═════ SUPPLIED MATERIAL

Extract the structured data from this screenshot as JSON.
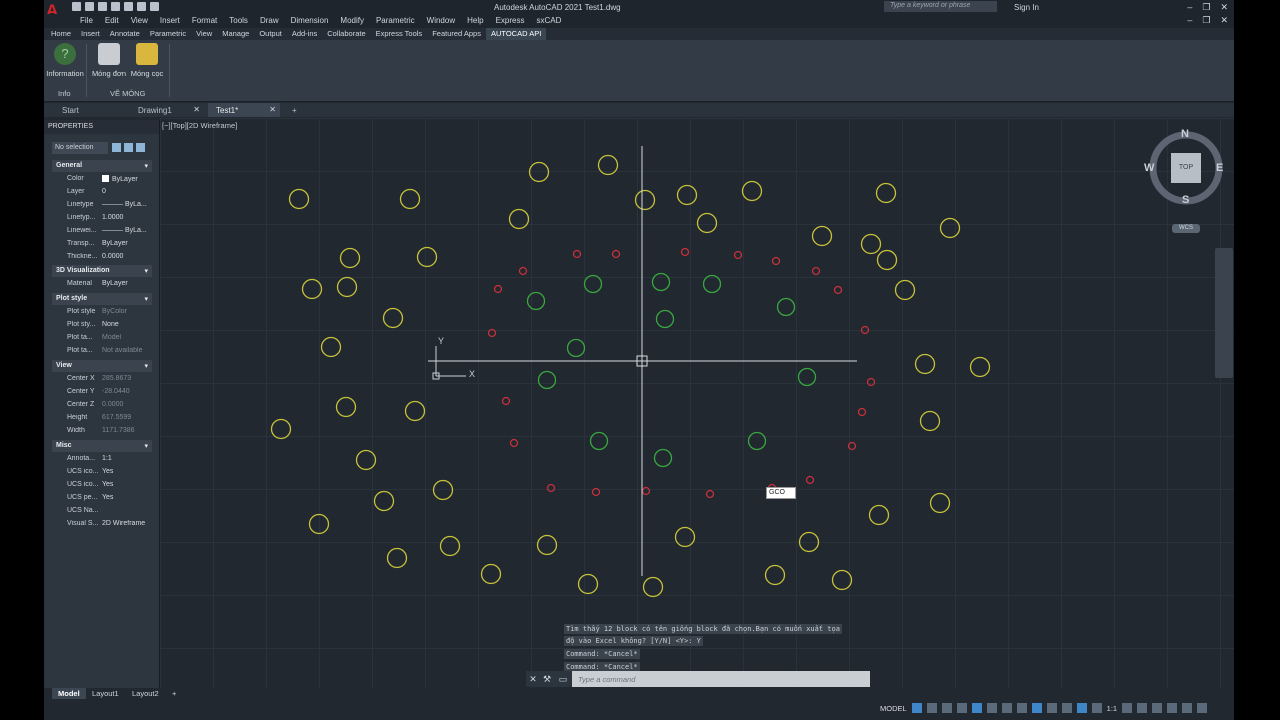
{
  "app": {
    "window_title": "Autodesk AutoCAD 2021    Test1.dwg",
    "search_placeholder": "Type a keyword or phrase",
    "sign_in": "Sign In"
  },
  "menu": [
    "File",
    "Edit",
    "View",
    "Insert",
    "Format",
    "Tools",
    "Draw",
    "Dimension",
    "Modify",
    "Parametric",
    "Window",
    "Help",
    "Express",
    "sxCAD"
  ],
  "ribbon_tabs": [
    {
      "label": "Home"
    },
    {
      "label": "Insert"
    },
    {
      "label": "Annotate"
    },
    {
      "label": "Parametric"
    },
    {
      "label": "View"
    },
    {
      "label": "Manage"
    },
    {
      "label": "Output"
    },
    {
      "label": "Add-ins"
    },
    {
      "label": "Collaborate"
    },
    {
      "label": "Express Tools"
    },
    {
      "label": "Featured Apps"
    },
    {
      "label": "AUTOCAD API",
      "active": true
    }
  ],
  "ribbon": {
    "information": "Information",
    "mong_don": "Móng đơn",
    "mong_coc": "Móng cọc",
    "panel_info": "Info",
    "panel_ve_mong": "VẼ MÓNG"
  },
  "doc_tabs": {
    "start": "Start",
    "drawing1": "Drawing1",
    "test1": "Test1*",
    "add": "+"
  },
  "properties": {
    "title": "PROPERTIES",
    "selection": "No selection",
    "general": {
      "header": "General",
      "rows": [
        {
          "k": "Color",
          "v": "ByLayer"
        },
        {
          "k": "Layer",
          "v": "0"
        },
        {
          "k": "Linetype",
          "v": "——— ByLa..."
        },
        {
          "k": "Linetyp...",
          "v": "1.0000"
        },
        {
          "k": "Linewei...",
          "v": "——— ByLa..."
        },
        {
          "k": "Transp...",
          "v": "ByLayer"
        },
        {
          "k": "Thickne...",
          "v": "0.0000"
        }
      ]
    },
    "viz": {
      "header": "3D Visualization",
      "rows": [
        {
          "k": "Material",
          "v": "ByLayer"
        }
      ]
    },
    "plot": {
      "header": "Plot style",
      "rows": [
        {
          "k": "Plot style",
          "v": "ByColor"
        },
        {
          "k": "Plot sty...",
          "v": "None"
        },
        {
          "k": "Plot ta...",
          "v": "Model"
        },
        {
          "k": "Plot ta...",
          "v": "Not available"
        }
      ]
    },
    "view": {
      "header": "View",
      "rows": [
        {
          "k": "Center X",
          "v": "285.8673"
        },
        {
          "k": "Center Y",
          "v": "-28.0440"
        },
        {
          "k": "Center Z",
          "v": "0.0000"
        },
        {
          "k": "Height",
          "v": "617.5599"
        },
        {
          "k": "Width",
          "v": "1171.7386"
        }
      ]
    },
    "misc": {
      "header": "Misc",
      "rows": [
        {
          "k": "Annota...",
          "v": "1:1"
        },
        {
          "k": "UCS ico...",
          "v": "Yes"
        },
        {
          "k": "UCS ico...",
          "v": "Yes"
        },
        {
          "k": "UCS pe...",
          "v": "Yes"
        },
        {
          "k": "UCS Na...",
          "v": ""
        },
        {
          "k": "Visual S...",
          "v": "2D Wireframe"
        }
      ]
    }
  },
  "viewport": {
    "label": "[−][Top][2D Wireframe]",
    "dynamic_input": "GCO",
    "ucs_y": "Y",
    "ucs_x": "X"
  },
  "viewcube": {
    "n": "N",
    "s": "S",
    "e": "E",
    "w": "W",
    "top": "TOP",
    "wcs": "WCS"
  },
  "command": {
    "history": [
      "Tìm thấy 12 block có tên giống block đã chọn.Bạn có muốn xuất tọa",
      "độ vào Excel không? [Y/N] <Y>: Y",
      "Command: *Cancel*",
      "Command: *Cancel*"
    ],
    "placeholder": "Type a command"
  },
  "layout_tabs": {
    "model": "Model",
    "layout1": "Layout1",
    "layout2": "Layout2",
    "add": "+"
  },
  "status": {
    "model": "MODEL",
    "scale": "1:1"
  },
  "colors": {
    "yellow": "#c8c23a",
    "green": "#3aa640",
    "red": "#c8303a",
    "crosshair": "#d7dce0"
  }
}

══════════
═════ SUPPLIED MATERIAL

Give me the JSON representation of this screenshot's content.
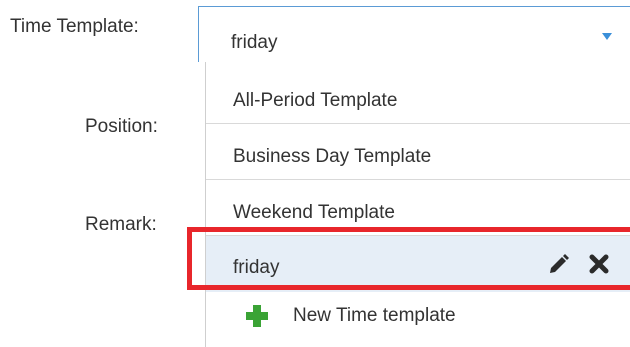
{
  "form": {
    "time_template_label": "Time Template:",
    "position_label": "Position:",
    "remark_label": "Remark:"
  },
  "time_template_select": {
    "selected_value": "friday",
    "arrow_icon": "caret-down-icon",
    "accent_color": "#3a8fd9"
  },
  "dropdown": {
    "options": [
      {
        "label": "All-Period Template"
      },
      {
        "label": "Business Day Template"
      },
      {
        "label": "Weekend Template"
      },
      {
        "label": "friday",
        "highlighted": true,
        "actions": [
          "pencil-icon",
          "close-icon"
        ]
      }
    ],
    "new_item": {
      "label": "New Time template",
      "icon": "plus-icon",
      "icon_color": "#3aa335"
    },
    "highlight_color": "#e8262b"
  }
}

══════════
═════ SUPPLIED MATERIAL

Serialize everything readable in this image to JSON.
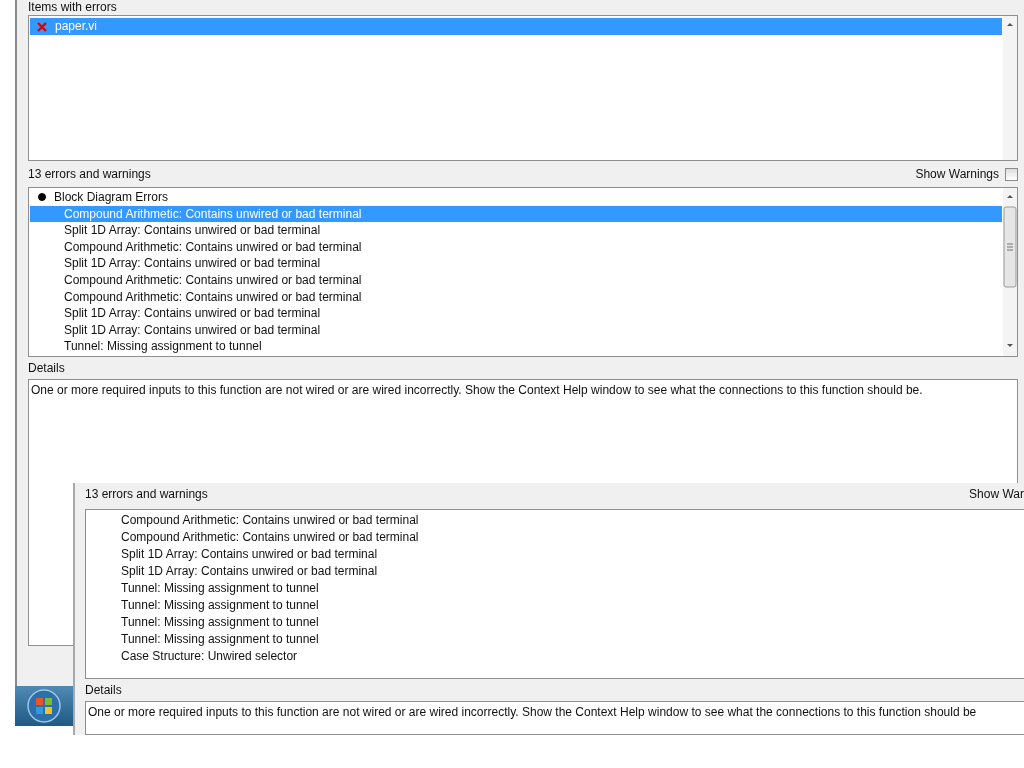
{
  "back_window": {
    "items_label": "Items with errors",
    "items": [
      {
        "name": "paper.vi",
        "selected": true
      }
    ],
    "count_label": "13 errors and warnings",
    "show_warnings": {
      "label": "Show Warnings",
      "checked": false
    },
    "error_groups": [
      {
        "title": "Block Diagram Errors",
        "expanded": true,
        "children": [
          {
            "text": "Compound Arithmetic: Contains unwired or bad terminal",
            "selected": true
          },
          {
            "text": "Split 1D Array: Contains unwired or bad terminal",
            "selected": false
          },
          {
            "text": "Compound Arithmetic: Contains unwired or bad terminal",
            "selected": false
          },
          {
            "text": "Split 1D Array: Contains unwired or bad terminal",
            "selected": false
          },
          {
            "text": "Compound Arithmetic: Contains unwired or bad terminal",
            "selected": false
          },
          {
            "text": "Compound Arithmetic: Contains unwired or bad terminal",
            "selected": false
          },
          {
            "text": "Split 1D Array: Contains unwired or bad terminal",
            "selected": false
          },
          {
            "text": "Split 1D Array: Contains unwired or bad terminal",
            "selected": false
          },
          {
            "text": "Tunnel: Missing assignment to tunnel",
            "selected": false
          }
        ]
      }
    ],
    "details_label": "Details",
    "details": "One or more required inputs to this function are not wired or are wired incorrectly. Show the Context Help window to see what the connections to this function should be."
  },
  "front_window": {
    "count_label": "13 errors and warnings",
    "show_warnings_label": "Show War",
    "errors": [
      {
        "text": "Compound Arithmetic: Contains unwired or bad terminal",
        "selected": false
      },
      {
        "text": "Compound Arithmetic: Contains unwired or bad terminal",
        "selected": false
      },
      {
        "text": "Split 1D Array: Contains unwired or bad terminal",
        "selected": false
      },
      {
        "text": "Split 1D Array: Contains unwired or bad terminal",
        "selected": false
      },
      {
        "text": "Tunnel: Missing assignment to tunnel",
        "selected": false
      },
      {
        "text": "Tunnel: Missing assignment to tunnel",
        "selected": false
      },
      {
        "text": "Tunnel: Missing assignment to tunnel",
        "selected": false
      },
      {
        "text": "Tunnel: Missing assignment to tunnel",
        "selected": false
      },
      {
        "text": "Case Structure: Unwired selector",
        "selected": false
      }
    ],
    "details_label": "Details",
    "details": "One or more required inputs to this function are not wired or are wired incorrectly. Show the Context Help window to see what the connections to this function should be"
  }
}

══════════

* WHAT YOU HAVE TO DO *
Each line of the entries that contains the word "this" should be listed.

* RESPONSE *
Extract the structured data from this screenshot as JSON.
Give me the JSON representation of this screenshot's content.
Serialize everything readable in this image to JSON.
    "details": "One or more required inputs to this function are not wired or are wired incorrectly. Show the Context Help window to see what the connections to this function should be."
    "details": "One or more required inputs to this function are not wired or are wired incorrectly. Show the Context Help window to see what the connections to this function should be"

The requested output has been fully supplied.